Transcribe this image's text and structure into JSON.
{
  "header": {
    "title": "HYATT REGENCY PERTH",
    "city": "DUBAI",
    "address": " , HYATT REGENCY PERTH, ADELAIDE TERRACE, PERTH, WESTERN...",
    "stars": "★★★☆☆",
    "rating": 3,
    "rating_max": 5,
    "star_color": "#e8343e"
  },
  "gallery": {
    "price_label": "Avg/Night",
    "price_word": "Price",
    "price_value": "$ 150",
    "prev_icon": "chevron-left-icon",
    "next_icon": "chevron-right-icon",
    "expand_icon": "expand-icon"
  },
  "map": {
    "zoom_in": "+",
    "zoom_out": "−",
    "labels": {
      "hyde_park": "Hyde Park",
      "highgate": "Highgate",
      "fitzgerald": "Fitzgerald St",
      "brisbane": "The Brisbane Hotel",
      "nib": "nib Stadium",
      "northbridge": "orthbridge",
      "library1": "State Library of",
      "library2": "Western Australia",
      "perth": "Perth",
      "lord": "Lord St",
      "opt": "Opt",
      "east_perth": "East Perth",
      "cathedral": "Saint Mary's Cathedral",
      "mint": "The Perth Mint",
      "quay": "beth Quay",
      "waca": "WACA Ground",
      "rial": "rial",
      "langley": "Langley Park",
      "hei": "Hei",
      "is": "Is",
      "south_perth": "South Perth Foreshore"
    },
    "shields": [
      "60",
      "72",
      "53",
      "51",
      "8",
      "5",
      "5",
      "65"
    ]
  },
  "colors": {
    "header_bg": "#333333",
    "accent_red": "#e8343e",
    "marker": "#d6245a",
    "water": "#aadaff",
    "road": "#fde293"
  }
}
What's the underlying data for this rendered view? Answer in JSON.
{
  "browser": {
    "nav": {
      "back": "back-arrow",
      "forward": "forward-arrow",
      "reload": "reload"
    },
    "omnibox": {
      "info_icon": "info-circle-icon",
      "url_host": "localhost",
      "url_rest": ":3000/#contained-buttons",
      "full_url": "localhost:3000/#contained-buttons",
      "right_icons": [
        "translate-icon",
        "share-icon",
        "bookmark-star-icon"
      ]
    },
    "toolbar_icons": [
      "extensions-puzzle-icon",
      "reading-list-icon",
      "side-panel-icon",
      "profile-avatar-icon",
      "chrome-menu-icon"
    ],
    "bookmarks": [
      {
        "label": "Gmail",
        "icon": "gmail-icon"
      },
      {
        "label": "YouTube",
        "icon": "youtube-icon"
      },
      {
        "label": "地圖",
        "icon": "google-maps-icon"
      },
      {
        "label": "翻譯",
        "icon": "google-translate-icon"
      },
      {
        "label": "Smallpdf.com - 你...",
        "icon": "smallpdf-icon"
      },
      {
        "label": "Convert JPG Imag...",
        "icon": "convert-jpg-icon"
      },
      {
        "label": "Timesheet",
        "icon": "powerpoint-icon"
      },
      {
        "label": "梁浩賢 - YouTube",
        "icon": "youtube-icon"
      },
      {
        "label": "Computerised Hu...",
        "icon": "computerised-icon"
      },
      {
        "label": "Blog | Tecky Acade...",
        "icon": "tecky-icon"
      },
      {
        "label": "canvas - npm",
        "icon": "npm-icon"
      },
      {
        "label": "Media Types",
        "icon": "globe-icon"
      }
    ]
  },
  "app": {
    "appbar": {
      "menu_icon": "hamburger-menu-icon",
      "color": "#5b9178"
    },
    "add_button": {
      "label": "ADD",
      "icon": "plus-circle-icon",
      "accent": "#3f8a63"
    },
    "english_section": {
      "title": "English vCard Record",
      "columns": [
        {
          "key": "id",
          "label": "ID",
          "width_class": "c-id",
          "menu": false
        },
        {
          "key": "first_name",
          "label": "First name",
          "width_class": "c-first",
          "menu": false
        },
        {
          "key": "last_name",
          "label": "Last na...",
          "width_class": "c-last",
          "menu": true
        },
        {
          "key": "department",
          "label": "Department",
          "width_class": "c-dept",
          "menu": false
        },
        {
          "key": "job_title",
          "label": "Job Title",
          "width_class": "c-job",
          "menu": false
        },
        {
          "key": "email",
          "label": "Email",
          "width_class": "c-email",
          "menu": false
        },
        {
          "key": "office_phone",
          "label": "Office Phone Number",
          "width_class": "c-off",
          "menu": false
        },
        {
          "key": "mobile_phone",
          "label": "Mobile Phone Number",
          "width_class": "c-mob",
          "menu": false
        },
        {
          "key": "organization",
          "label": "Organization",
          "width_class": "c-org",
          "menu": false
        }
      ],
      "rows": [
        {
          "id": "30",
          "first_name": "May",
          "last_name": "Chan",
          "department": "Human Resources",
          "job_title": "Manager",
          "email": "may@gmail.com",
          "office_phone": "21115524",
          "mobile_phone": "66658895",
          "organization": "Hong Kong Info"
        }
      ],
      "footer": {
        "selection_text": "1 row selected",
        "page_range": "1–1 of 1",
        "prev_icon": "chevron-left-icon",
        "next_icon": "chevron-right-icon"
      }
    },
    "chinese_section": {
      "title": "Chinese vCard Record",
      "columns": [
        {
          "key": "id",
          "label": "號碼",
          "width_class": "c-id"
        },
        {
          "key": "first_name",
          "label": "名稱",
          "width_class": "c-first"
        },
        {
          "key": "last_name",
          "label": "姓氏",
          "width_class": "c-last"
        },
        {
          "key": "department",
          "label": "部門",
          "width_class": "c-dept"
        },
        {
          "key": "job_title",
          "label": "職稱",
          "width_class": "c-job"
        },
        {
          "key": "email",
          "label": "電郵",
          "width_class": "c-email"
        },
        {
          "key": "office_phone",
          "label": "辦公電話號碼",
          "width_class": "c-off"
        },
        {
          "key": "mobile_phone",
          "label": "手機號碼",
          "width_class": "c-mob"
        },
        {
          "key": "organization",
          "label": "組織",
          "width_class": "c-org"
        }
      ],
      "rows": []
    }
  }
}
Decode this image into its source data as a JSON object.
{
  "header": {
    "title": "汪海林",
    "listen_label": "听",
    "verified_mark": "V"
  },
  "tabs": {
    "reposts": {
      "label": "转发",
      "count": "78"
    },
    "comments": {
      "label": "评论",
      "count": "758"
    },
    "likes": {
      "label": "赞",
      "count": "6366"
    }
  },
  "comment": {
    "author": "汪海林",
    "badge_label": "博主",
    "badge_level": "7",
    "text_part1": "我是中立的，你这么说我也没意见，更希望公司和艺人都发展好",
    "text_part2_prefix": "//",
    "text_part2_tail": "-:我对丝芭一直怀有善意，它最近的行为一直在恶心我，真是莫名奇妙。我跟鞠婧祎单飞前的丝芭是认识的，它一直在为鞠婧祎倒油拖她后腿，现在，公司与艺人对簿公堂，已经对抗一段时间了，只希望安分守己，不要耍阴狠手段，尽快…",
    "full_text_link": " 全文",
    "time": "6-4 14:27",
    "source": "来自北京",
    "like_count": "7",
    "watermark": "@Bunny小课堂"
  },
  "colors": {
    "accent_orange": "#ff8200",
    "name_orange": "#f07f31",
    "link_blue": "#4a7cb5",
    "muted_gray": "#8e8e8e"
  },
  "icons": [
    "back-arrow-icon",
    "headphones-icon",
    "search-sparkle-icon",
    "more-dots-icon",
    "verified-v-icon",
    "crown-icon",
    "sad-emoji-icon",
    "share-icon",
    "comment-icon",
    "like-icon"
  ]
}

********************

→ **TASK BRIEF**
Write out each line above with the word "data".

→ **WRITTEN REPLY**
What's the underlying data for this rendered view? Answer in JSON.
Decode this image into its source data as a JSON object.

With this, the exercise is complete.